The transmitter has 100% rudder to aileron mix, which I switch in as soon as she’s airborne. Without it, the tail tends to ‘hang down’ in the turns and the subsequent drag reduces speed. Even with this I tend to give additional rudder in right hand turns just to keep her in ‘balance’. This is particularly important if the first turn after take off is right handed.

General Flying

In the air and at height I reduce the outers and inners to about ¾ power. This helps to reduce the possibility of one engine stopping. She flies quite happily at this power and I only throttle up the inners to full power after a low pass.

Handling in the air is ‘ponderous’ but very predictable. You just have to think forward a little to compensate for the momentum. I would go so far as to say that, I’ve flown a lot of trainers that are harder to fly! With the extra power of the 70’s this year I was happy to give Terry his first go on the sticks this summer. The smile afterwards said it all!! Not quite ready for a landing/takeoff yet, but a step in the right direction.

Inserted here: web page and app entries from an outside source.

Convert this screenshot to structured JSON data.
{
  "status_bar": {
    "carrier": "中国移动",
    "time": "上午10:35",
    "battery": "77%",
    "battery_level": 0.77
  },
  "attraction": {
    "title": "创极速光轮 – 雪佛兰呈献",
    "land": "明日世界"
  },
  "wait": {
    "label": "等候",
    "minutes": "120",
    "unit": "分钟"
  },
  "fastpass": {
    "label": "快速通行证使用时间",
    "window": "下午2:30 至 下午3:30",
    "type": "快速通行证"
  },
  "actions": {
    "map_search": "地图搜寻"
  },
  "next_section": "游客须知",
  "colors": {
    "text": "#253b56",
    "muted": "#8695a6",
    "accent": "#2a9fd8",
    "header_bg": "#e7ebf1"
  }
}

Landing

Landing is all about engine and speed management. You need to get the power levels right at each point of the circuit to ensure that she’s in the right place at the right height at the right time. I ease back the outers on the downwind leg to about 1/3rd. This starts a gentle sink and keeps the speed up for the turn onto base leg. After turning onto ‘base’ I pull back the inners to about ½ power and sink increases. You need to balance speed with attitude using the elevator. After turning onto ‘finals’ I bring the outers back to idle and adjust the sink with the inners until it’s right for getting her over the threshold in the correct position. As she crosses the threshold, I bring the inners back to ¼ and bring her in on elevator. If you pull the inners back to idle there’s not enough elevator power to round out! If you need to ‘go around again’ for whatever reason, remember, inners up first and watch for engines going out on you. Once on the ground, the inners come back to idle and you’re working the rudders hard again to stay straight until she stops. She will taxi on the inners but it’s best to get the helper out there again and guide her in. Once back in the pits, I shut her down a breath a sigh of relief!!

There’s quite a lot to think about with a model like this and it pays to take your time. Show safety officers and other flyers understand this and tend to give you the time you need. Quite often they want to watch anyway!

Another one!!

Terry and I have just started to build another Lanc, which will be more scale and will have both flaps and retracts as well as working bomb bay. This one will represent ‘9J-V’ of 227 Sqn. and the aircraft flown by my father in WWII. With a bit of luck it should take about a year or so to get her in the air.

I hope this has given you an insight into flying four engined models and look forward to seeing you at one of the shows next year. Both Lancs, the Manchester and Catalina in the air together are an awesome sight and sound.